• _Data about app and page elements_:
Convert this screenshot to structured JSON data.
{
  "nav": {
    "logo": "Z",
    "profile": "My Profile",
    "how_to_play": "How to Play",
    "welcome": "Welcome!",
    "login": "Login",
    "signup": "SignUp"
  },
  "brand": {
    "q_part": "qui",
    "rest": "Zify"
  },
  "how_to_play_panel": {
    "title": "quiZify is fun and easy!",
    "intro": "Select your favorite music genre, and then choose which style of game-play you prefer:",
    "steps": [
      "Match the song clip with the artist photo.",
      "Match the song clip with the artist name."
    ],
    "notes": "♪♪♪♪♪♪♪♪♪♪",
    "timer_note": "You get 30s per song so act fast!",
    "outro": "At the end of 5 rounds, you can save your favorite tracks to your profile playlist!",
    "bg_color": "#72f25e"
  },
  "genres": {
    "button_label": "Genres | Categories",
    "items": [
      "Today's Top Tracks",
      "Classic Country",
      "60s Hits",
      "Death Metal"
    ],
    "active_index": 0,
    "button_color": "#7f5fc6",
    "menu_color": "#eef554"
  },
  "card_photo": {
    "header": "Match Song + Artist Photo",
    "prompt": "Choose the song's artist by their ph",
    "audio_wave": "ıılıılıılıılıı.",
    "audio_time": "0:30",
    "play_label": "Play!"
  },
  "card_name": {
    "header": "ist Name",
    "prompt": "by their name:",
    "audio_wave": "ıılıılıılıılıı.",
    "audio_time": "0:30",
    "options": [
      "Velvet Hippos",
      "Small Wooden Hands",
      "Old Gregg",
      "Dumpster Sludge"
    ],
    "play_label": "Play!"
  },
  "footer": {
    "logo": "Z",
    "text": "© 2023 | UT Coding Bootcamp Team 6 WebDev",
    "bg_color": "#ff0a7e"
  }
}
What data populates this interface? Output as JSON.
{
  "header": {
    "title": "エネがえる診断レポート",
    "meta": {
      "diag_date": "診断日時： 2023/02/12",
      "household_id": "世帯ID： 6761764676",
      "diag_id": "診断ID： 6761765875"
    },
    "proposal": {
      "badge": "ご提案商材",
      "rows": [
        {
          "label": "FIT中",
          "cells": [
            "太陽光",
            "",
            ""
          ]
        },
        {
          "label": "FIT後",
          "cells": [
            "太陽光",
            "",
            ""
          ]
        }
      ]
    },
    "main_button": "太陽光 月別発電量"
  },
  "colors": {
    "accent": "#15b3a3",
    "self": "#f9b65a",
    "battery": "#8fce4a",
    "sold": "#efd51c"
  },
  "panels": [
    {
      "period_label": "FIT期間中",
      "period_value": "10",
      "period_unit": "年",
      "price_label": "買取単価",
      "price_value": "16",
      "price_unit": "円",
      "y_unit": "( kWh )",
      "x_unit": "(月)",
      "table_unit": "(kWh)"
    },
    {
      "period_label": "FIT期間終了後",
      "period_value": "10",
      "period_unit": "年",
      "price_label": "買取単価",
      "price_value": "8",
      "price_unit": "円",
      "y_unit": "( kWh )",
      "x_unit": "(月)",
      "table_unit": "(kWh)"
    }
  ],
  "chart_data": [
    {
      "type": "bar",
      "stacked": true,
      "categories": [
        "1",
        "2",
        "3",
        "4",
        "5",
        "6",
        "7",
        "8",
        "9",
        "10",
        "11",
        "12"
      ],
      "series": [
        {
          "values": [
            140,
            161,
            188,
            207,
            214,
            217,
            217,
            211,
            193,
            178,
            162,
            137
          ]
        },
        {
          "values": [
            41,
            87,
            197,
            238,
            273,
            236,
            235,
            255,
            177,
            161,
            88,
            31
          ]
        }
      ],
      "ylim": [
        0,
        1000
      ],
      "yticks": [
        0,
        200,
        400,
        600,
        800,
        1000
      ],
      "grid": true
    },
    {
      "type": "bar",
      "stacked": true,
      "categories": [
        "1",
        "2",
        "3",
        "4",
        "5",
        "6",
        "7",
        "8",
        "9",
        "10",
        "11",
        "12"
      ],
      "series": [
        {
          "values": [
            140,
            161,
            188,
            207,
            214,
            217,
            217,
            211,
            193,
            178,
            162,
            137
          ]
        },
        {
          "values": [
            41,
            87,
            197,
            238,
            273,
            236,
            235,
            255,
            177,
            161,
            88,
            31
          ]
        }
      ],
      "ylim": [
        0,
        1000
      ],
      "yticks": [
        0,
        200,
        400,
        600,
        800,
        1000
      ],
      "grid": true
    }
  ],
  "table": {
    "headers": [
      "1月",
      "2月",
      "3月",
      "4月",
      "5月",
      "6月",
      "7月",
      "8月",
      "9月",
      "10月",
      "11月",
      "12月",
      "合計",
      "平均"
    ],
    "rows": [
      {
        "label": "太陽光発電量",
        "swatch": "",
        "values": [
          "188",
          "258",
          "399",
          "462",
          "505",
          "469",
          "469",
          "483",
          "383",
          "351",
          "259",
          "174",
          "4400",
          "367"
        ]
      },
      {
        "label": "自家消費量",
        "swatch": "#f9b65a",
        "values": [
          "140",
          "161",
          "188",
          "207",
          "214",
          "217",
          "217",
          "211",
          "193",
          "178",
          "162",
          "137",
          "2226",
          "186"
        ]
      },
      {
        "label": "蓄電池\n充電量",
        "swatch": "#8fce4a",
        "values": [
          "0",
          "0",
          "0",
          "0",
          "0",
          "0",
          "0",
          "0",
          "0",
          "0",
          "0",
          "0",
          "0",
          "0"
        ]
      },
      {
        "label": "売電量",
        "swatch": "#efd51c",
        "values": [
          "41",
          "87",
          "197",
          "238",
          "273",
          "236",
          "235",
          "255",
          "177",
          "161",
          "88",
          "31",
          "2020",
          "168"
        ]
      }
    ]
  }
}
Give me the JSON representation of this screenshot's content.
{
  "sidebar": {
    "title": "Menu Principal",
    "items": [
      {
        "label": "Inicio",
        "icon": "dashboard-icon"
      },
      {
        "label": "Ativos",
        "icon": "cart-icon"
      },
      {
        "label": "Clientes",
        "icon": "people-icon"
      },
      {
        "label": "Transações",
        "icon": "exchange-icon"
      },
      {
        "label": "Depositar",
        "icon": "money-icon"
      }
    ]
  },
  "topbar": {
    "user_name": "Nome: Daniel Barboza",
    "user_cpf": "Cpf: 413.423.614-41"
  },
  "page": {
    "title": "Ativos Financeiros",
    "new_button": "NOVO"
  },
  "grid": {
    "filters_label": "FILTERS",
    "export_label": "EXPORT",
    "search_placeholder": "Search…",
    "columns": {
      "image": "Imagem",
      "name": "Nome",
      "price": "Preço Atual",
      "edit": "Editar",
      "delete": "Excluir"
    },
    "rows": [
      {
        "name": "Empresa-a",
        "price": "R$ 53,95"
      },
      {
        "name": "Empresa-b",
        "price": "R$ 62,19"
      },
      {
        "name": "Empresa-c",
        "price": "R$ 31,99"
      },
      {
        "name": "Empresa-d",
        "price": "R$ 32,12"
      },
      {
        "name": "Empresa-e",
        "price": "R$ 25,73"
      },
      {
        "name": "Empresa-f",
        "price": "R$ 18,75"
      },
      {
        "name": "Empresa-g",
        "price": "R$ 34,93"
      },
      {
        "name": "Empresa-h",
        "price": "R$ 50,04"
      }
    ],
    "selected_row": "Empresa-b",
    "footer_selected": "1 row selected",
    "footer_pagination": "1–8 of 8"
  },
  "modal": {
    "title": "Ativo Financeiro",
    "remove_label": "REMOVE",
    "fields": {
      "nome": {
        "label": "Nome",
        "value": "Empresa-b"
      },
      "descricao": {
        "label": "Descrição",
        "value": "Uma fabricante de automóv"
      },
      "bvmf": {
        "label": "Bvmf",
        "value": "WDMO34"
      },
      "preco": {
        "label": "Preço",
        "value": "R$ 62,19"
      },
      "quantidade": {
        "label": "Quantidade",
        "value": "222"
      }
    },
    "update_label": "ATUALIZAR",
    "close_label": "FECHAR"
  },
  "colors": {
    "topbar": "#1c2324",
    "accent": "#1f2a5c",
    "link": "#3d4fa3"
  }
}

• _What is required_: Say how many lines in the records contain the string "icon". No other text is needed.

• _Solution_: 5